Partnering to study Philadelphia’s ‘urban forest’

Forest Station

Penn faculty and students have been working with the U.S. Forest Service’s Philadelphia Urban Field Station to understand how trees in cities impact the surrounding air, water, climate, soils, and population.

Conjure up an image of a forest. Chances are you’re imagining a vast tract of treed space seemingly untouched by humans. So why, then, did the U.S. Forest Service (USFS) open an office in the urban, heavily populated landscape of Philadelphia?

“Eighty percent of Americans live in urban areas, and urban natural resources are vital to environmental health and community well-being,” says Sarah Low, coordinator of the USFS’s Philadelphia Urban Field Station, which opened its doors in Center City a little more than one year ago. “Forest Service scientists study all angles of urban forestry, from the environmental benefits of trees to how they contribute to people’s health and happiness.”

Penn faculty and students have been integral players in the Field Station’s efforts to understand how trees in cities impact the surrounding air, water, climate, soils—and human beings, as well.

Soon after the station opened, it took a major step to engage local academics by offering a fellowship to six students in the Philadelphia area to conduct research related to the USFS mission of sustaining ecosystems to meet human needs.

Two Penn students, Anna Shipp and Shea Zwerver, won fellowships, earning financial and logistical support as well as mentorship from Forest Service scientists.

“I had a research idea already that fit perfectly with what the fellowship was geared toward,” says Shipp, who is part of Penn’s Master of Environmental Studies program. “The project I’m working on is about South Philly residents’ perceptions of and preferences for urban trees and green spaces within their neighborhood.”

This research will form the capstone project for Shipp’s master’s degree. She is just beginning to collect data, but her plan is to survey members of various community groups in South Philadelphia neighborhoods. She’ll have participants rank the type of green spaces they prefer, with possibilities ranging from tranquil sitting areas to community gardens. Shipp is hopeful that her results inform the city’s planning, including the mayor’s Greenworks Philadelphia initiative.

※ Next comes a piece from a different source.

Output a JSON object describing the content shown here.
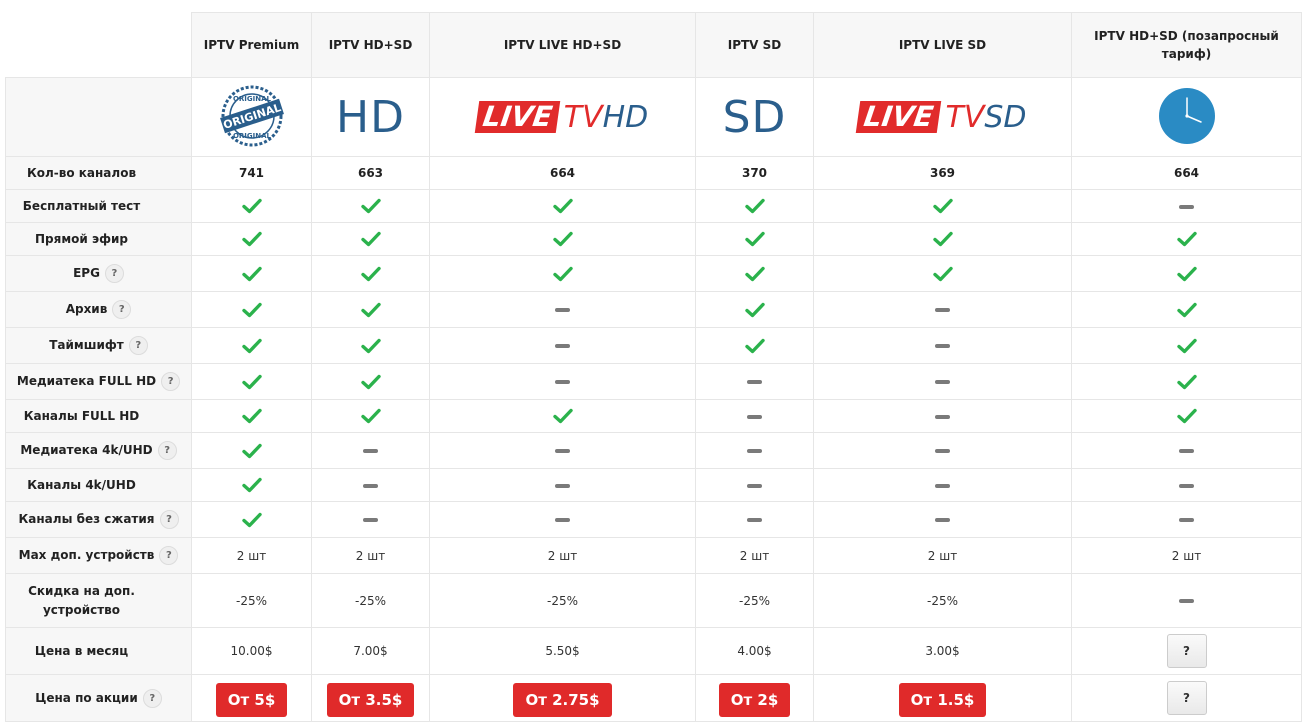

Charles Branas, an epidemiology professor in the Perelman School of Medicine, is also partnering with the Field Station to expand his research on how the city’s green spaces can impact residents’ health. Specifically, he has found that vacant lots “beautified” by planting trees and other vegetation were associated with reductions in gun violence in the surrounding area and, in some cases, lowered levels of stress and fear and increased exercise participation in area residents.

The Pennsylvania Horticultural Society (PHS) was a partner in this study, as they conducted the vacant lot clean-up and planting efforts. It was through the PHS that Branas connected to the USFS.

Now, Branas is welcoming a new postdoctoral researcher in his lab, Michelle Kondo, who will be jointly funded by the National Institutes of Health and the USFS. Kondo, who is currently finishing a postdoctoral fellowship at the School of Social Policy & Practice, will be measuring the effect of vegetation on air pollution and tying that to health outcomes in Philadelphia neighborhoods.

“For example, we want to be able to monitor areas with and without vegetation,” says Kondo. “We know that near roadways with a lot of traffic there’s going to be particle and gas pollution within a certain distance of that roadway, but one question is whether and how vegetation can reduce the attenuation of that pollution.”

Field Service

Penn student Anna Shipp will show South Philadelphia community groups photos such as these to get a sense of the types of green spaces they prefer in their neighborhoods.

Obtaining this kind of spatial data and presenting it in an informative way is the task of another Penn entity, the Cartographic Modeling Laboratory (CML), which is a partnership among the schools of Medicine, Design, and Social Policy & Practice.

“We support researchers across Penn’s campus who are interested in bringing a visual aspect or spatial aspect to their research,” says Tara Jackson, the CML’s executive director. That includes Branas’s work; the CML compiled data on crime statistics, parcel size, code violations, and other features of vacant lots across the city, helping lend weight to his analysis.

There are still more connections between the Field Station and Penn. Wharton’s Susan Wachter, the Richard B. Worley Professor of Financial Management and professor of real estate and finance who is also co-director of Penn’s Institute for Urban Research, has previously studied how tree planting influences home values in the Philadelphia area. Moving forward, she will be working with Penn colleagues, the Forest Service, and other partners to explore more broadly how trees and additional “green infrastructure” provide ecosystem services to the city’s population. Plans are in progress to host a workshop at Penn this spring, in conjunction with the USFS and the U.S. Geological Survey, which will further delve into those topics.

A year in, and with the Field Station gearing up to select its next round of fellowship recipients, it appears that the Penn-USFS collaborations will only grow.

“We’re very pleased to have this connection with the Forest Service and we hope it continues into the far future,“ says Branas.

Originally published on February 21, 2013